From the start, I was able to look past the weird Broadway-themed (on the back of a “South African music will never die” monologue) opening number taking place and sat amazed at the standard of staging, lighting and general production that had clearly taken place. A far, and I mean FAR, cry from SAMA 17 which was so dismal that rumours of the organization ceasing seemed completely plausible.

Although, none of our predictions came true, Durban artists represented well on the night: Big Nuz, Lloyd Cele, Thokozani Langa and epic beat-basher Zakwe, all taking home awards.

Jozi rockers Shadowclub took home Best Rock but maybe more importantly looked like they belonged on the stage where they performed “Drugs and Money” while local hero, and probable father of many, Jack Parow, entertained during an amalgamation of co-lab and mash-up with fellow Street Urban nominee, AKA (AKA went on to win the category and Best Male Artist).

Above all else, the greatest moments of the telecast, for me, were the ones where I felt like I was being exposed to music I had never heard before… because I hadn’t.

As a poser musician I have always envied the natural ability that maskandi guitarists seem to display while dominating rythms and riffs that don’t always compute with dominant 4/4 collection of music. Thus, Phuzekhemisi’s performance was an aural delight. Not sure if I should be embarrassed, but during the whole build up to SAMA’s I kept wondering… “who the hell is Mi Casa?”. Judging from audience reactions, I seemed to be the only person that didn’t know them. Well, I’m now a fan. Their vibe seems to do more than just get people dancing, it encourages tolerance and interaction across cultures. Mi Casa’s stage performance on the night was a cut above the others. Their clever use of space and perspective was amazing to watch, you could only applaud the effort they put in for a crowd that clearly already loved them.

The star of the night was newcomer Zahara, who walked away with an Adele amount of awards. By the end of it all, Loliwe was stuck in my head for the next 24 hours. It was also awesome to be reminded of the greatness that is Spikiri (bummed they didn’t win their category).

As kwaito godfather, Arthur, mantra’d in his opening address, “South African music will never die!”. The full list of winners follows, with a Youtube education of Shadowclub.

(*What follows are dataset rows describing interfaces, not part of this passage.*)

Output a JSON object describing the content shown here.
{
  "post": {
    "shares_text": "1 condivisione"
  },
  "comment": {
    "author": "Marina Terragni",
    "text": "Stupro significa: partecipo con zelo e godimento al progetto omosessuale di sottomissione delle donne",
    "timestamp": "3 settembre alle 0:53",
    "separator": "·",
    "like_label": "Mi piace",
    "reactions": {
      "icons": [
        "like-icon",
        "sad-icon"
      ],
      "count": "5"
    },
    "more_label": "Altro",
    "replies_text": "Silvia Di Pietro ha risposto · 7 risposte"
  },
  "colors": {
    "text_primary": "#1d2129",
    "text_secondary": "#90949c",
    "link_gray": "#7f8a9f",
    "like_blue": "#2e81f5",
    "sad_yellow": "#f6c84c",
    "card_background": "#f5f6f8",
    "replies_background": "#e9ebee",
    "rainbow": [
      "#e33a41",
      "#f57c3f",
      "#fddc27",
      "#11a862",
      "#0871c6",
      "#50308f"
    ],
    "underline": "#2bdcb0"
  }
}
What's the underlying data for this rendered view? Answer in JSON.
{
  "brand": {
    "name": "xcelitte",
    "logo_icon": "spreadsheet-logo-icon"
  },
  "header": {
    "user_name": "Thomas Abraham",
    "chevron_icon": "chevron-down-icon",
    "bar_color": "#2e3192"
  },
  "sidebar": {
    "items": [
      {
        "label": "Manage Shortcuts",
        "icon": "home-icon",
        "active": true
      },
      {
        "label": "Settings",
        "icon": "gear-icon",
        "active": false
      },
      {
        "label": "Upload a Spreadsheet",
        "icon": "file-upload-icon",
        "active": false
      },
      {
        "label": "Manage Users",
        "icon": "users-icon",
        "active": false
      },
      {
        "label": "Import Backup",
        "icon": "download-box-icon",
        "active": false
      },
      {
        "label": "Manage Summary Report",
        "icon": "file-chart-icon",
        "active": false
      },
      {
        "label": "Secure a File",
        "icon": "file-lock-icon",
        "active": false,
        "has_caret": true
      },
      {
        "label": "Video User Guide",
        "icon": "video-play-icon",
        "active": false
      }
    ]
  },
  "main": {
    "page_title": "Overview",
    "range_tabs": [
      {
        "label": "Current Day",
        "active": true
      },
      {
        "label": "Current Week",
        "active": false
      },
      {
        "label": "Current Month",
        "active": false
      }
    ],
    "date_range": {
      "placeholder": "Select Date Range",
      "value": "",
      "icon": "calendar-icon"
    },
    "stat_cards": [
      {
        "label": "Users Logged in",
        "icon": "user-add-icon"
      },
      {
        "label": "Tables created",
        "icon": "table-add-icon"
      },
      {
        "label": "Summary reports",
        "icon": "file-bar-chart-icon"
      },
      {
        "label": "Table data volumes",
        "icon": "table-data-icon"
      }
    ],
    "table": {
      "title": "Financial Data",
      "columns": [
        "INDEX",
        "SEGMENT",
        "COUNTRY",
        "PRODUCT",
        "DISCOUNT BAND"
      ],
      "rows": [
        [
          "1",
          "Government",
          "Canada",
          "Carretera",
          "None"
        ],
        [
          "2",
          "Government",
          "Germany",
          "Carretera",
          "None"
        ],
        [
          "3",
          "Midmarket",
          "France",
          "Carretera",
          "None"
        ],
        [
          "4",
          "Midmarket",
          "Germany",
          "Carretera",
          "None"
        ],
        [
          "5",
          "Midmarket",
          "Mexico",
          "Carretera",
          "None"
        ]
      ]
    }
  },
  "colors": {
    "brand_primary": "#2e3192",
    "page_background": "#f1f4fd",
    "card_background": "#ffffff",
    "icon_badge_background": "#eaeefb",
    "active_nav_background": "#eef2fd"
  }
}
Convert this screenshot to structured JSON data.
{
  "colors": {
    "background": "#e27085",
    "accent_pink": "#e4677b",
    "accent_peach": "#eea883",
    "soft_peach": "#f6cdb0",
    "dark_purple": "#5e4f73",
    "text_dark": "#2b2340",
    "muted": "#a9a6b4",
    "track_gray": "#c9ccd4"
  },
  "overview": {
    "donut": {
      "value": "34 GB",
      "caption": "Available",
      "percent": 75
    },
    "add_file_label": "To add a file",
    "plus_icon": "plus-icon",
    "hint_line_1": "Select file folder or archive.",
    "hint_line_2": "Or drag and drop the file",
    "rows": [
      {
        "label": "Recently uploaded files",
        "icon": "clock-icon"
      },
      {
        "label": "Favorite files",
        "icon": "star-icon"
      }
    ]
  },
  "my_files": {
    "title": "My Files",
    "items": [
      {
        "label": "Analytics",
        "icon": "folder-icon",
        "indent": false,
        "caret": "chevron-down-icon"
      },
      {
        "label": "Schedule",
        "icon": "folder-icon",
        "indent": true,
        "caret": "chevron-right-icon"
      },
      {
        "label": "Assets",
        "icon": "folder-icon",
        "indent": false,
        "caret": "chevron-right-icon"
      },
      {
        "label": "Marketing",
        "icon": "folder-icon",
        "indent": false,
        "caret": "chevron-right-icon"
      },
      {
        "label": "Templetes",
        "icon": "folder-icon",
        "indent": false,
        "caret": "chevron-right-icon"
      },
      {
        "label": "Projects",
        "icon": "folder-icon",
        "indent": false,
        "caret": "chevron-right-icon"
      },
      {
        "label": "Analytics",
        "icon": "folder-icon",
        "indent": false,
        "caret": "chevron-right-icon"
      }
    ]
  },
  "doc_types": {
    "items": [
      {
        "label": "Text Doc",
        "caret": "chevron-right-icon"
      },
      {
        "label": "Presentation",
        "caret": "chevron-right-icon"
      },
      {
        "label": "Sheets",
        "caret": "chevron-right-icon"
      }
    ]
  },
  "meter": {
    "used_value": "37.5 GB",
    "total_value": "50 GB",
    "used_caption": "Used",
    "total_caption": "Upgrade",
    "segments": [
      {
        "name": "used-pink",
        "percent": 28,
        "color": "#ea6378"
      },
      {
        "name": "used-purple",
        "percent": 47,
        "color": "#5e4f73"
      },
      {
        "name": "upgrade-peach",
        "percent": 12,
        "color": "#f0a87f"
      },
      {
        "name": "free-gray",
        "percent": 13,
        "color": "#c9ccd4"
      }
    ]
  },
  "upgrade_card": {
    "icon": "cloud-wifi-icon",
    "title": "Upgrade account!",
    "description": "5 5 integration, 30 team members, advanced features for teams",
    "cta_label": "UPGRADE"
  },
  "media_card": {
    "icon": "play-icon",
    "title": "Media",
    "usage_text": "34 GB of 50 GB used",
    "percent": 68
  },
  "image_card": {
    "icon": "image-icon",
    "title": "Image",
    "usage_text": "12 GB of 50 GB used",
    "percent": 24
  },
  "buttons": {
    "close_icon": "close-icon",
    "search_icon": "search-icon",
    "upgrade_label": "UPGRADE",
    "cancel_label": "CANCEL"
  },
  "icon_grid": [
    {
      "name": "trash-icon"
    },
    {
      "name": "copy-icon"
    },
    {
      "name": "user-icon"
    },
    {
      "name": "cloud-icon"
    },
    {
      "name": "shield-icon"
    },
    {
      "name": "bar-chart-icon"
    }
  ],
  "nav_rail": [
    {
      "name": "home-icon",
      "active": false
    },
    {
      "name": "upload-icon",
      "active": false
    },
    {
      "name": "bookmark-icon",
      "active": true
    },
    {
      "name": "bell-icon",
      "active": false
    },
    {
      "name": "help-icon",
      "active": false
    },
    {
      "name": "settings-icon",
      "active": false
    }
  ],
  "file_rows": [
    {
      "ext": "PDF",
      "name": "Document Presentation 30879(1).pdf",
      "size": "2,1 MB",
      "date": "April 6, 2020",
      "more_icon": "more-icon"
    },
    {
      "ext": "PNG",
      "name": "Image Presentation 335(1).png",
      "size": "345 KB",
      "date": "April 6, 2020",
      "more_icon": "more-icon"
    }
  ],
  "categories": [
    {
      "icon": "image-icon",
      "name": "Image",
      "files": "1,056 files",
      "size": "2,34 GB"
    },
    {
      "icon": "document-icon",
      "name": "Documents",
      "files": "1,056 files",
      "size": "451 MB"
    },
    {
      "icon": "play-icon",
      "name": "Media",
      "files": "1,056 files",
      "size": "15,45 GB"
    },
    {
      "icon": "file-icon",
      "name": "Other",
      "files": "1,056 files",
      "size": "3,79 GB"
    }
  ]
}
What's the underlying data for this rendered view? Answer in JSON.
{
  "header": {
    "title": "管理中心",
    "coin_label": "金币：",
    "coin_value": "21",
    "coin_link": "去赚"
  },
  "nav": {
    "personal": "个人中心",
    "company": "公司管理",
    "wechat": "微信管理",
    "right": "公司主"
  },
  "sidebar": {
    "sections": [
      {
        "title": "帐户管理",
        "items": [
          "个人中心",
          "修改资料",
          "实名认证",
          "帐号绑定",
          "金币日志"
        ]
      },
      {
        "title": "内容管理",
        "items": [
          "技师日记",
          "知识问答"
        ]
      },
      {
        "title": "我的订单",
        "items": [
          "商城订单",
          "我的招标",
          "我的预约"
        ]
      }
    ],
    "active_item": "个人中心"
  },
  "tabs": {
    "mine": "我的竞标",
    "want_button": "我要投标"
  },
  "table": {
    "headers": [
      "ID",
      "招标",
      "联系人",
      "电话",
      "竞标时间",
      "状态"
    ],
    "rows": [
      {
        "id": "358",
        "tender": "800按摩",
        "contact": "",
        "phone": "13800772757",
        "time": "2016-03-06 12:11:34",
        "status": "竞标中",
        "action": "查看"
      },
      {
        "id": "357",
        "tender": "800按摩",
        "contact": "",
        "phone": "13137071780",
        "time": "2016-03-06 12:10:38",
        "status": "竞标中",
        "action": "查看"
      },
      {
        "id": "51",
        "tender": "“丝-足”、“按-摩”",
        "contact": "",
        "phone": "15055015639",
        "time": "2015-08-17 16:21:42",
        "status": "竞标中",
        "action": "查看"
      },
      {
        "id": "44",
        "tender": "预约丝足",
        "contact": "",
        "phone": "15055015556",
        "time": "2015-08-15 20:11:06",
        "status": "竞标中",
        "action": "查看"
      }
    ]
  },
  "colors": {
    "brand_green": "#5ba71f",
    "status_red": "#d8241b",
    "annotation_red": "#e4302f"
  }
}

Best Alternative Album: The Dirty Skirts for Lost In The Fall
Best Rock Album: Shadowclub for Guns and Money
Best Street Urban Music Album: AKA for Altar Ego

Best Kwaito Album: Big Nuz for Pound for Pound
Best Dance Album: Mi Casa for Mi Casa Music
Best Pop Album: Lloyd Cele for One
Newcomer of the Year: Zahara for Loliwe
Duo/Group of the Year: Mi Casa for Mi Casa Music
Male Artist of the Year: AKA for Altar Ego
Female Artist of the Year: Zahara for Loliwe

Best Selling Album: Loliwe by Zahara
MTN Best Selling Mobile Music Download: Facebook by DJ Cleo
MTN Record of the Year: Mi Casa for These Streets
Album of the Year: Loliwe by Zahara

Best Adult Contemporary Album: Elvis Blue for Elvis Blue
Best Sokkie Dans Album: Snotkop for Ek Laaik Van Jol
Best Maskandi Album: Thokozani Langa for I-Protection Order
Best Kiddies Album: Wendy Oldfield for Singalong Kidz Volume 2
Best Smooth Urban Music Album: Zahara for Loliwe
Best Contemporary Faith Music Album: The Plain Truth – We Are The Shining Ones
Best Classical and Instrumental Album: CH2 for Ping
Best Collaboration: Zahara featuring Georgy for Incwad’Encane
Best Jazz Album: Jimmy Dludlu for Tonota
Best African Adult Album: Zonke for Ina Ethe
Best Traditional Music Album: Soul Brothers for Amaphutha
Best Traditional Faith Music Album: Solly Mahlangu for Mwamba Mwamba